During the ongoing mission, NASA’s Juno spacecraft will maintain its 53-day polar orbit around Jupiter. In the future, the device will approach at 5000 km to the cloudy peaks.
NASA approved the update of the scientific work of the Juno spacecraft until July 2021. This provides an additional 41 months in orbit around Jupiter and will allow the device to achieve its main scientific goals. Juno is in a 53-day orbit, not 14-day, as originally planned. The reason was the problem in the valves on the fuel system of the spacecraft. A longer orbit means more time is needed to gather scientific information. In April, an independent expert group confirmed that Juno is on the path to achieving scientific goals and returns amazing results. All mechanisms and devices function normally. NASA will fund the mission until 2022. Final operations are expected in July 2021.
The extension of the mission will not only answer long-standing questions about Jupiter, but also explore new scientific puzzles. Each additional orbit provides new surprises about a distant world.
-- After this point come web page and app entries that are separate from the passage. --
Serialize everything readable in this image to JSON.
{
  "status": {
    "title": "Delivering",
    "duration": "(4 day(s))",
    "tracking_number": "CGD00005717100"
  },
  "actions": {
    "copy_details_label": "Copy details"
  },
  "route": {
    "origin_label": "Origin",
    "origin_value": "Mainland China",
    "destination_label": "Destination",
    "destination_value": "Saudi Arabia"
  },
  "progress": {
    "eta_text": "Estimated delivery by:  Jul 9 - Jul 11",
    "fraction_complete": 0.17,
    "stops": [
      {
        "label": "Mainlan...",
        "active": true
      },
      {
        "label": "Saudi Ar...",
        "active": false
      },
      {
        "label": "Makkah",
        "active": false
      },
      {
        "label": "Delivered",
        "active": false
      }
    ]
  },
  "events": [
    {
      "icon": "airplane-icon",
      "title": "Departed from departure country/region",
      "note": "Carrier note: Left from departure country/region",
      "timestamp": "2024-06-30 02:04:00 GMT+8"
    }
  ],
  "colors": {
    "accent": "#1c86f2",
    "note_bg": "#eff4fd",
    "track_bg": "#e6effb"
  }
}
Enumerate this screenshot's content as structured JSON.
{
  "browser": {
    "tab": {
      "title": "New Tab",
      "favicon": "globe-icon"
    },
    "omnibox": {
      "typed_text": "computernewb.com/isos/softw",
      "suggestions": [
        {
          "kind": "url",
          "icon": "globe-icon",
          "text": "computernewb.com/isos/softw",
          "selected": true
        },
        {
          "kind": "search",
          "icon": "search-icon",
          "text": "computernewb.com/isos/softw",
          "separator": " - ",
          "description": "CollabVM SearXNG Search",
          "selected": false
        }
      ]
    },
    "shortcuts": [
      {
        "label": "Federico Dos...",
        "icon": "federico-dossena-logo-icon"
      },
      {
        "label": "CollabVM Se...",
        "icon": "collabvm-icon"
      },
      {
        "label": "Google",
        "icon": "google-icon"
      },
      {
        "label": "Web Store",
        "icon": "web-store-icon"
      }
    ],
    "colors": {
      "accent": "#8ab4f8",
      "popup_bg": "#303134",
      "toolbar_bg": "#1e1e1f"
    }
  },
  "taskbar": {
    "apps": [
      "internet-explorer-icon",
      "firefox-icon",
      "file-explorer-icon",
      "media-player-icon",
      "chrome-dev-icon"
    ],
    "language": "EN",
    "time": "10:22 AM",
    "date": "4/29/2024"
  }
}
As a bonus, scientists will have the opportunity to explore the far reaches of Jupiter’s magnetosphere — an area of space dominated by a planetary magnetic field.